++++ Provided material

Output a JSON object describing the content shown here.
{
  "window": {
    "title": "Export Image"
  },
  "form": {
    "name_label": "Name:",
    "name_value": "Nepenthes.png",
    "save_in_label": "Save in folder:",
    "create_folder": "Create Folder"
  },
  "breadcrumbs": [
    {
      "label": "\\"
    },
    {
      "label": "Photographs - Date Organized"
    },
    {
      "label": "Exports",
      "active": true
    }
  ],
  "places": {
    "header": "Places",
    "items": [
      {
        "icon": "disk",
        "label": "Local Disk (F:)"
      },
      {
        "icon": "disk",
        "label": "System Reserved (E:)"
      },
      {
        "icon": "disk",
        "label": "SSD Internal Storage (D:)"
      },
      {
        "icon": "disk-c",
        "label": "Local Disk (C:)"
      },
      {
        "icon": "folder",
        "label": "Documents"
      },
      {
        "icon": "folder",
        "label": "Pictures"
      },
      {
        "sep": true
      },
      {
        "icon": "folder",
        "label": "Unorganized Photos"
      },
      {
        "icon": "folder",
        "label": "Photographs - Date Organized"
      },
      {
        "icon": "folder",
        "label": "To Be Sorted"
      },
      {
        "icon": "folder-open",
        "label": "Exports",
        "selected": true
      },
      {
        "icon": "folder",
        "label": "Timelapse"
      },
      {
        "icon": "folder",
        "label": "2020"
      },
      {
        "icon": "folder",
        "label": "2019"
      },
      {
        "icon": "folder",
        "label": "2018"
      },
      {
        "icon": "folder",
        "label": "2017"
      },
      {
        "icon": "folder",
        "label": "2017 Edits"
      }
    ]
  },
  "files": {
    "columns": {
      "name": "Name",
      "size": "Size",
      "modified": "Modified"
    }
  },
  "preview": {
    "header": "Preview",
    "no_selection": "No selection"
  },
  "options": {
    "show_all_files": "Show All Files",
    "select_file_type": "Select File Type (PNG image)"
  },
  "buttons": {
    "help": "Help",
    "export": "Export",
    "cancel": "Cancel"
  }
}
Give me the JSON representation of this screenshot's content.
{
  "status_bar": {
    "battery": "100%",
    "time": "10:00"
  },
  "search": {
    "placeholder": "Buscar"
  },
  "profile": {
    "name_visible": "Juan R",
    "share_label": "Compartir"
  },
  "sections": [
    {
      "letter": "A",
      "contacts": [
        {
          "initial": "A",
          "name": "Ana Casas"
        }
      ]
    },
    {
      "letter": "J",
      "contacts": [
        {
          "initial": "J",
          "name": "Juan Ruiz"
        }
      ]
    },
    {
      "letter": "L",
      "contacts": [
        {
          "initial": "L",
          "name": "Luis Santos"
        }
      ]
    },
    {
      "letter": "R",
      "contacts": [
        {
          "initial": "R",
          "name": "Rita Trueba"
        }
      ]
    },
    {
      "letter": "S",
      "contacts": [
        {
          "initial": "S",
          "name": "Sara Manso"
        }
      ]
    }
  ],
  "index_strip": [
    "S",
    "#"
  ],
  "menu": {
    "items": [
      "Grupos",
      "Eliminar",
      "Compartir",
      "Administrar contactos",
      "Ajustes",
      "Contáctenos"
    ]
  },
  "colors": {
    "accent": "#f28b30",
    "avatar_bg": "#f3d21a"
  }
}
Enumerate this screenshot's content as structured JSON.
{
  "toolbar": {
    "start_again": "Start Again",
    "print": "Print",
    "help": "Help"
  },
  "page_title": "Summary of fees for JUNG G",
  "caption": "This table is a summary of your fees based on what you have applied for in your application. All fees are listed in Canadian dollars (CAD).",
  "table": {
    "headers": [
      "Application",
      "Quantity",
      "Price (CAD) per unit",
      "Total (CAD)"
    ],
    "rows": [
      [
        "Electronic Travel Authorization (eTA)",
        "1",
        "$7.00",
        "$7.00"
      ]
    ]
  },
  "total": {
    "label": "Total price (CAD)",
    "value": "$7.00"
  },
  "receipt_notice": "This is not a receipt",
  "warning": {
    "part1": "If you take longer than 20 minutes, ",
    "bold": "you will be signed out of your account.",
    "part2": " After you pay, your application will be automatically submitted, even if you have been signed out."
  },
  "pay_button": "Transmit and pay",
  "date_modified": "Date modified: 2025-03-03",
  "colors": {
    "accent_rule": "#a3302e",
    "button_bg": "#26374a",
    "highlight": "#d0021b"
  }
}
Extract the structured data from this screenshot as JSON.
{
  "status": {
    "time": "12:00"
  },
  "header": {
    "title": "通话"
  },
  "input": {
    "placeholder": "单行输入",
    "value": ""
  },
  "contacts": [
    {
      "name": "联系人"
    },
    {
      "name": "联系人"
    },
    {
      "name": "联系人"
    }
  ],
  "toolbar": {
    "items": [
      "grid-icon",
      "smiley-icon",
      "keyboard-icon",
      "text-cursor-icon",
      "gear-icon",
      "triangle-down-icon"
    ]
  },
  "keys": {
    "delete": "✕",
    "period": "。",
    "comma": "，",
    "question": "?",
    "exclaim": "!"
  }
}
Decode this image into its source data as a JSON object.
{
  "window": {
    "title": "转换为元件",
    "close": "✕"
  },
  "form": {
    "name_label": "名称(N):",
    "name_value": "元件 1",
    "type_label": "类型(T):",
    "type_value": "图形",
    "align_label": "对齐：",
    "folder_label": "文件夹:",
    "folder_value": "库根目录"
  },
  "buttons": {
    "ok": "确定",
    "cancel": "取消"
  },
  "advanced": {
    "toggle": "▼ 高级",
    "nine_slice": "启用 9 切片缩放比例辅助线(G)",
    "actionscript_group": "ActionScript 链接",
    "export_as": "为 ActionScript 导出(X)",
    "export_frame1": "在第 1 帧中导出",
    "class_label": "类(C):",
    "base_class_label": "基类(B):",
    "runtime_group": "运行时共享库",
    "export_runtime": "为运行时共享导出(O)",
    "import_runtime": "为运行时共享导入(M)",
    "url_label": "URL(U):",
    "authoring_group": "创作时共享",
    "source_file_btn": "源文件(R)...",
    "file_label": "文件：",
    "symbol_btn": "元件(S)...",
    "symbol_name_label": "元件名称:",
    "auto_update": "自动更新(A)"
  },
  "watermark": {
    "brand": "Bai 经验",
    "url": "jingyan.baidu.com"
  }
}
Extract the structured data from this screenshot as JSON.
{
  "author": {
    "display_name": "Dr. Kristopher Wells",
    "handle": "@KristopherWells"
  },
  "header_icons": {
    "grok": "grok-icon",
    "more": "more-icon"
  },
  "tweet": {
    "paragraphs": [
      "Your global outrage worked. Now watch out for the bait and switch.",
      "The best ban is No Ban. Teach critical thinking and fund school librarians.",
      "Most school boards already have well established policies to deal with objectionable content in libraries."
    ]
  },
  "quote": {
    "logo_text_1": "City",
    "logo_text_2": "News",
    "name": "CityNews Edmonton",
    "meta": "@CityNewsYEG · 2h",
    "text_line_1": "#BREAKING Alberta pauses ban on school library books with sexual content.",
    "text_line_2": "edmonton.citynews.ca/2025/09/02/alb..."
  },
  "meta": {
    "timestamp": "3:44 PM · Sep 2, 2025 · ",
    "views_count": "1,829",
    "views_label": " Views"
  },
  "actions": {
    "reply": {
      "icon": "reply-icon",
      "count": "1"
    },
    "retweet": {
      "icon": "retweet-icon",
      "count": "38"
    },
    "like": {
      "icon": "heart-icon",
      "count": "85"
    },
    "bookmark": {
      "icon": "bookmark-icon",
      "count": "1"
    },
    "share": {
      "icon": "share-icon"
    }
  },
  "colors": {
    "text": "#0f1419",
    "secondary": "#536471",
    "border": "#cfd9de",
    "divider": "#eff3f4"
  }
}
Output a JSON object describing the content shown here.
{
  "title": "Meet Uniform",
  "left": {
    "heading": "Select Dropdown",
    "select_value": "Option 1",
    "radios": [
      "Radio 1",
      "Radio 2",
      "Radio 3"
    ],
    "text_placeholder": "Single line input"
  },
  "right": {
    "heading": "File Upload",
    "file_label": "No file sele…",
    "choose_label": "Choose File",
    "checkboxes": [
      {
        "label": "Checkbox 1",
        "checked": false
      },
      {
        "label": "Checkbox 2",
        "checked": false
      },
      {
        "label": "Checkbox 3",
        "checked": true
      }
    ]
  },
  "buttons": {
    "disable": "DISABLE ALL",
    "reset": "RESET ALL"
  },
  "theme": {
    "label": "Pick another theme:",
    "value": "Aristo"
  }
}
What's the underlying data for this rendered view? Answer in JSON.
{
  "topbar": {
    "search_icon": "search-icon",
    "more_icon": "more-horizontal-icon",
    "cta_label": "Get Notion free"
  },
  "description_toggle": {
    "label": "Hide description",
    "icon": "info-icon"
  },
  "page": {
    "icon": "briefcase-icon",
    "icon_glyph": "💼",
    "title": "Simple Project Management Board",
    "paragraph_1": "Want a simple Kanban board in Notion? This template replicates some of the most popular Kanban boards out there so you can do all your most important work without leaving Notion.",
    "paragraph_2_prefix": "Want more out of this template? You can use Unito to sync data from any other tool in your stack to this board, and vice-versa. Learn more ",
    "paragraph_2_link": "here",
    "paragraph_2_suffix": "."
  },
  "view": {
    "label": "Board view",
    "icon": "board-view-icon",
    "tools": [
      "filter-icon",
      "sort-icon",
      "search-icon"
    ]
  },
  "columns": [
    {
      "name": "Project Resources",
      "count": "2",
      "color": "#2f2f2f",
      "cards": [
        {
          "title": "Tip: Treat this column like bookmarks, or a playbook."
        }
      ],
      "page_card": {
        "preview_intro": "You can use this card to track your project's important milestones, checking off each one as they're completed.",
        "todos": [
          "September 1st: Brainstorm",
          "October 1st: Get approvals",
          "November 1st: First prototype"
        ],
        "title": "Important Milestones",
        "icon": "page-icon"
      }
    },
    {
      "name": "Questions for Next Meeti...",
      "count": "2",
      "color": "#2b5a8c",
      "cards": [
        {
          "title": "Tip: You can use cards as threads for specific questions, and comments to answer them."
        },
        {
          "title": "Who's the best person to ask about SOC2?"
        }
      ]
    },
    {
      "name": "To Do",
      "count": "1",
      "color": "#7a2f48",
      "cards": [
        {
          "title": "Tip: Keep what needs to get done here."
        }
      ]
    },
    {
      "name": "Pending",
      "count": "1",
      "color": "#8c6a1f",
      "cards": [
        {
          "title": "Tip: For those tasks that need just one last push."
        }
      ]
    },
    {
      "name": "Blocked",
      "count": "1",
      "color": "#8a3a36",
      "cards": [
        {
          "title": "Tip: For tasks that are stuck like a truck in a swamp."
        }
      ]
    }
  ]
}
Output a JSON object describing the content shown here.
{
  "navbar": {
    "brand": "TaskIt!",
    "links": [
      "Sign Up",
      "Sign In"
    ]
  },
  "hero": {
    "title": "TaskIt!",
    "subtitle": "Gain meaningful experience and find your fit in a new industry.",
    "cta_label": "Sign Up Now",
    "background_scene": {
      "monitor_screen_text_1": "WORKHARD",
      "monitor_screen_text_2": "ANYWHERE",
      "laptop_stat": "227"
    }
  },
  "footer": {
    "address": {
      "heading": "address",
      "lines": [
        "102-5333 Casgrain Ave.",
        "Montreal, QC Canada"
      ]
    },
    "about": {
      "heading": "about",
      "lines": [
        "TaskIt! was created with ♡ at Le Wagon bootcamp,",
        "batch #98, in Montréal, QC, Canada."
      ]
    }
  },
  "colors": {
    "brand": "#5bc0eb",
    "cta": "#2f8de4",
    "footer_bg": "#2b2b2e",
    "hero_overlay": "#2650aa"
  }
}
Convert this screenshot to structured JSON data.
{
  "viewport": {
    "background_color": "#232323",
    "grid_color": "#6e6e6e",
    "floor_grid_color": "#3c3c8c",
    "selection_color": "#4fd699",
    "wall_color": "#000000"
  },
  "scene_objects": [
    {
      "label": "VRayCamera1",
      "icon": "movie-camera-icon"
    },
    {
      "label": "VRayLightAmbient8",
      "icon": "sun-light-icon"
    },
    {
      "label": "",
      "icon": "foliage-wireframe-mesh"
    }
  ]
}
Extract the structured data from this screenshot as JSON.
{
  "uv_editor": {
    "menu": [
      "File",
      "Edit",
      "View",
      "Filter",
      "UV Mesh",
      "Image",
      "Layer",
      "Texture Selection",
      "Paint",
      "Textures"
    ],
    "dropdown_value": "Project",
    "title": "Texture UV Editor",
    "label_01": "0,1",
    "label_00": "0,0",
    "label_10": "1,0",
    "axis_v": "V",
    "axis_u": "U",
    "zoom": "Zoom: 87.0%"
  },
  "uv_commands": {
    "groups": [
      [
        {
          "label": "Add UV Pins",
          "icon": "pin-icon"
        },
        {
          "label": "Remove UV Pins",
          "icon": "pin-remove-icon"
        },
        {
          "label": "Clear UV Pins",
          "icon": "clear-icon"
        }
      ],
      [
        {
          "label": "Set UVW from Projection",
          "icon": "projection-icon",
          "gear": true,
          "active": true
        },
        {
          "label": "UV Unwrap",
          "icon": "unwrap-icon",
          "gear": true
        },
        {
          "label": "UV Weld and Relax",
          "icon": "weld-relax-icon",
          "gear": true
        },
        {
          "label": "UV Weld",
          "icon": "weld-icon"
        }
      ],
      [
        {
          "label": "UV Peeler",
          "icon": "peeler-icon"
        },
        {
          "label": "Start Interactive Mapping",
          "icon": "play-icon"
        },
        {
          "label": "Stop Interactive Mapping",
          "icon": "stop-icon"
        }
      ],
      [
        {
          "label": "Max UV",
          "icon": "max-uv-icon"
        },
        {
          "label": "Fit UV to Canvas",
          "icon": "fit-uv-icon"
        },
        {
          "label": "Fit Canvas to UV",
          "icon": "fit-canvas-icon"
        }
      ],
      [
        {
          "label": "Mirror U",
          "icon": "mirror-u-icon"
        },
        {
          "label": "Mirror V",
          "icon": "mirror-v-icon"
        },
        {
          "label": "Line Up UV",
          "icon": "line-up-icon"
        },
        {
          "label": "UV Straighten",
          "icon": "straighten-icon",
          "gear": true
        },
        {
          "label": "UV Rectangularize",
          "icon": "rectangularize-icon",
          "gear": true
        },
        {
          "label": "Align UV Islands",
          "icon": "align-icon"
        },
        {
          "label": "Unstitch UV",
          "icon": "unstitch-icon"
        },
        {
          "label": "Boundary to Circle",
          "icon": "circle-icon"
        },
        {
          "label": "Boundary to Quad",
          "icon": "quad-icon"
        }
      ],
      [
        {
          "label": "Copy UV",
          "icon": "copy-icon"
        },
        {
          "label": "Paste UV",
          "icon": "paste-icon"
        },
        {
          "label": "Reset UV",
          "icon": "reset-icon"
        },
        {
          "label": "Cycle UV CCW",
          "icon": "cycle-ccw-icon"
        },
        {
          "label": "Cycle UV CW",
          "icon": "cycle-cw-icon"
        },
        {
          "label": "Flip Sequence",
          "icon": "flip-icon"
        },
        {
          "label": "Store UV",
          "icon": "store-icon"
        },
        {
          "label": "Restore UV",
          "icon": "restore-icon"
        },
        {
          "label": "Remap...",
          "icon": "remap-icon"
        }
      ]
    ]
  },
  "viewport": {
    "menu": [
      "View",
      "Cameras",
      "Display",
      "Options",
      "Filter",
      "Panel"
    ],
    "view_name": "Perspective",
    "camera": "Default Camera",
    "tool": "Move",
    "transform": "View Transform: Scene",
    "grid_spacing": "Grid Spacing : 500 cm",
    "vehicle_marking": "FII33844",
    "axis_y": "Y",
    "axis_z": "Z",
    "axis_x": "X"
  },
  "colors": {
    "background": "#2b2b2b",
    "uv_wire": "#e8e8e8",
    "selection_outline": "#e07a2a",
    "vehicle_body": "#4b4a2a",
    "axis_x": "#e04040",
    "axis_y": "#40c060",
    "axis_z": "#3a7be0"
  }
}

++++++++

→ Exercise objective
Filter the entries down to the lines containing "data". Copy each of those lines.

→ Your response
Extract the structured data from this screenshot as JSON.
Decode this image into its source data as a JSON object.
Extract the structured data from this screenshot as JSON.
What's the underlying data for this rendered view? Answer in JSON.
    "paragraph_2_prefix": "Want more out of this template? You can use Unito to sync data from any other tool in your stack to this board, and vice-versa. Learn more ",
Convert this screenshot to structured JSON data.
Extract the structured data from this screenshot as JSON.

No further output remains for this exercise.